What Is Fintech
Financial technology, or fintech, describes the use and application of new technologies to improve the delivery and use of financial services. The sector includes cryptocurrencies such as Bitcoin and Facebook’s new ‘Libra’ service. Fintech aims to compete with traditional financial methods through the delivery of innovative new financial services. The emergence of widespread access to online banking and financial management has led to an expectation that every business can provide a seamless mobile experience, whether they’re a small enterprise or a multi-national corporation. This has made the adoption of fintech a necessity rather than simply something ‘progressive’ or ‘forward thinking’ a business can consider.
The quick growth and addition of new businesses in the market has led to massive investment from major corporations. In 2018, US FinTech companies raised over $12bn – a 43% increase from the previous year’s figures.
Scotland’s FinTech Industry
As a rapidly increasing industry in Scotland – predominantly in Glasgow and Edinburgh – the rise of fintech has catalysed a huge change in the landscape of financial services. Fintech companies range in scale from SMEs and startups all the way up to the giants of traditional banking.
Edinburgh’s versatile nature affords it a plethora of opportunities unique to the capital. According to the Deloitte ‘Global FinTech Hubs Federation’ report 2017:
“Edinburgh has all the component parts to enable a thriving FinTech ecosystem and in an area of roughly one sq. mile across the city centre, one can access major FS organisations, deeply experienced technologists, highly intelligent and practical academics and secure early stage funding.”
These factors have all contributed to the rapid expansion of the sector in recent years. At the last study, the Global Financial Centres Index found that Edinburgh ranked as the 8th strongest financial centre in Europe, and the 35th in the world.
Scotland’s fintech ambitions aren’t exclusive to Edinburgh, however. The country is home to over 100 fintech companies and has a fintech presence in Aberdeen, Stirling, Dundee and Perth. These cities are helping Scotland’s massive growth in the industry, with FinTech Scotland (a joint initiative between the Scottish Government, the University of Edinburgh and a number of financial services companies) reporting that the number of financial technology companies starting or basing themselves in Scotland tripled in the first year of their existence.
This fintech revolution is connecting people worldwide, with countries in Africa and Asia growing their economies at an exponential rate as a result of the increased access to the technology provided by fintech innovation. According to the IMF, Sub-Saharan Africa is the only region in the world where close to ten percent of GDP from transactions occurs through mobile money. This compares with just 7 percent of GDP in Asia and less than two percent of GDP in other regions. In 2007, in Kenya, M-Pesa was created by Vodafone and Safaricom, as a mobile phone-based money transfer, financing and microfinancing service. It now boasts over 30 million users, in ten different countries, including D.R Congo and Afghanistan.

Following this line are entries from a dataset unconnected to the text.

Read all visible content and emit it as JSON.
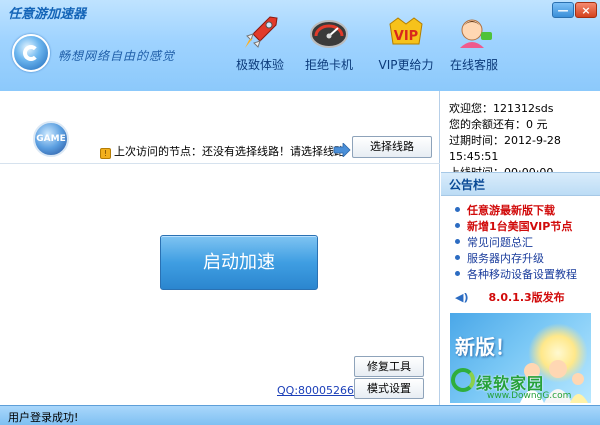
{
  "window": {
    "title": "任意游加速器",
    "minimize_label": "—",
    "close_label": "×"
  },
  "header": {
    "slogan": "畅想网络自由的感觉",
    "nav": [
      {
        "label": "极致体验",
        "icon": "rocket-icon"
      },
      {
        "label": "拒绝卡机",
        "icon": "speedometer-icon"
      },
      {
        "label": "VIP更给力",
        "icon": "vip-icon"
      },
      {
        "label": "在线客服",
        "icon": "customer-service-icon"
      }
    ]
  },
  "main": {
    "game_badge": "GAME",
    "node_label": "上次访问的节点：",
    "node_status": "还没有选择线路！",
    "node_hint": "请选择线路",
    "select_line_button": "选择线路",
    "start_button": "启动加速",
    "qq_link": "QQ:800052665",
    "repair_button": "修复工具",
    "mode_button": "模式设置"
  },
  "user": {
    "welcome": "欢迎您：121312sds",
    "balance": "您的余额还有：0 元",
    "expire": "过期时间：2012-9-28 15:45:51",
    "online": "上线时间：00:00:00"
  },
  "notice": {
    "title": "公告栏",
    "items": [
      {
        "text": "任意游最新版下载",
        "style": "red"
      },
      {
        "text": "新增1台美国VIP节点",
        "style": "red"
      },
      {
        "text": "常见问题总汇",
        "style": "blue"
      },
      {
        "text": "服务器内存升级",
        "style": "blue"
      },
      {
        "text": "各种移动设备设置教程",
        "style": "blue"
      }
    ],
    "version": "8.0.1.3版发布"
  },
  "ad": {
    "headline": "新版！"
  },
  "watermark": {
    "text": "绿软家园",
    "url": "www.DowngG.com"
  },
  "status_bar": {
    "text": "用户登录成功!"
  },
  "colors": {
    "header_bg": "#9fd3ff",
    "accent": "#2b86cf",
    "notice_red": "#d10a0a",
    "link_blue": "#1a3c9c"
  }
}
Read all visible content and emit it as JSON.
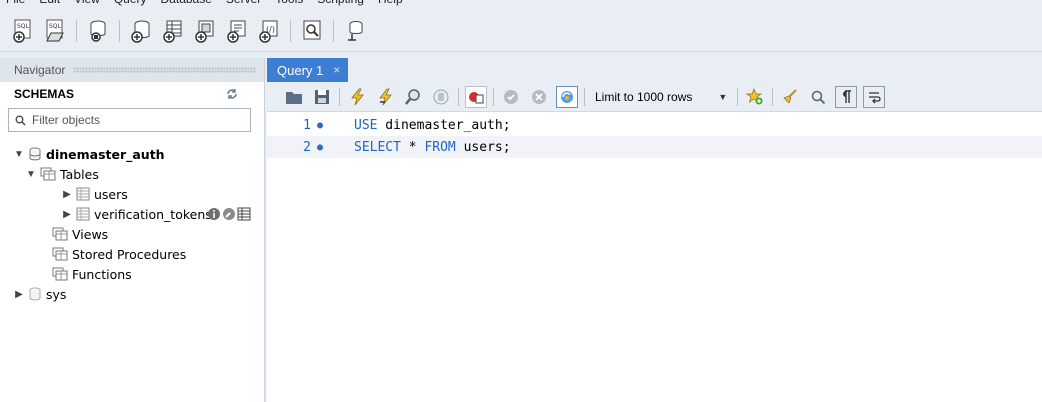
{
  "menu": [
    "File",
    "Edit",
    "View",
    "Query",
    "Database",
    "Server",
    "Tools",
    "Scripting",
    "Help"
  ],
  "navigator": {
    "title": "Navigator",
    "schemas_label": "SCHEMAS",
    "filter_placeholder": "Filter objects",
    "tree": {
      "schema1": "dinemaster_auth",
      "tables": "Tables",
      "table1": "users",
      "table2": "verification_tokens",
      "views": "Views",
      "procs": "Stored Procedures",
      "funcs": "Functions",
      "schema2": "sys"
    }
  },
  "editor": {
    "tab_title": "Query 1",
    "tab_close": "×",
    "limit_label": "Limit to 1000 rows",
    "lines": [
      {
        "num": "1",
        "keyword": "USE",
        "rest": " dinemaster_auth;"
      },
      {
        "num": "2",
        "keyword": "SELECT",
        "star": " * ",
        "keyword2": "FROM",
        "rest": " users;"
      }
    ]
  }
}
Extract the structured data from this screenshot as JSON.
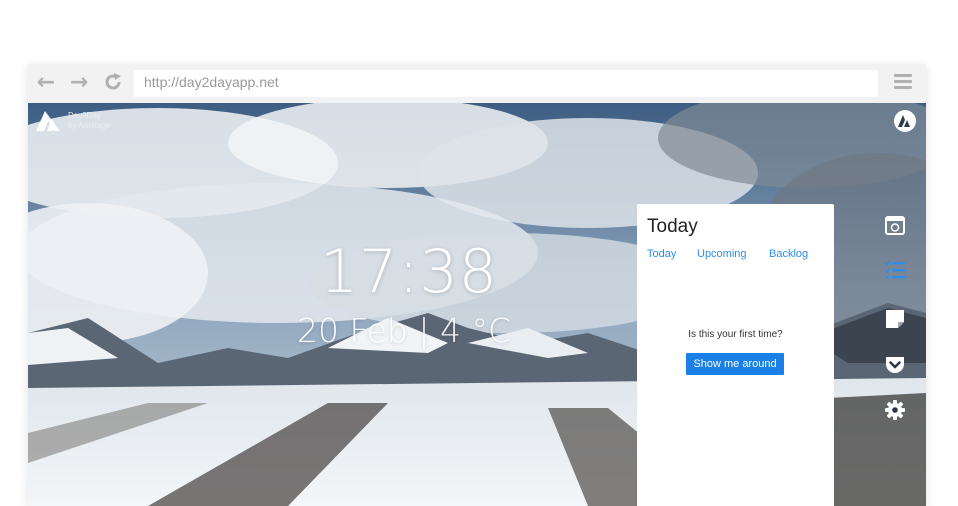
{
  "browser": {
    "url": "http://day2dayapp.net",
    "back_icon": "arrow-left-icon",
    "forward_icon": "arrow-right-icon",
    "reload_icon": "reload-icon",
    "menu_icon": "hamburger-menu-icon"
  },
  "app": {
    "brand_name": "Day2Day",
    "brand_sub": "by Armitage",
    "time": "17:38",
    "date_weather": "20 Feb | 4 °C"
  },
  "panel": {
    "title": "Today",
    "tabs": [
      "Today",
      "Upcoming",
      "Backlog"
    ],
    "prompt": "Is this your first time?",
    "button_label": "Show me around"
  },
  "sidebar": {
    "icons": [
      "calendar-icon",
      "checklist-icon",
      "note-icon",
      "pocket-icon",
      "gear-icon"
    ],
    "active_color": "#2f8dea"
  },
  "colors": {
    "accent": "#1a7fe6",
    "link": "#2f8dea"
  }
}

In countries all around the globe, people are relying more and more on fintech for day to day purposes. According to a 2017 study by Accountancy firm Ernst & Young, 69% of China’s population, as well as 52% of India’s, are regular fintech users – with this number undoubtedly having increased since. This has led to an increased emphasis on the funding of FinTech startups in Asia. In the second quarter of 2018, there were 132 funding deals for FinTech startups in Asia, up from 91 in the same period of 2017. In the “India Fintech Report 2019” by data portal Medici, it was revealed that India is now the world’s second-biggest fintech hub after the US, with over 2,000 startups operating in the sector.
Clearly this is still an emerging market, but it is one which has attracted an incredible amount of funding and will be at the very core of our finances in only a few years. Its success is inevitable, which is why the UK must take the initiative and put itself at the forefront of fintech adoption and innovation.
If you’d like to make your next hire in fintech, or are interested in a career in this fascinating sector, just get in touch.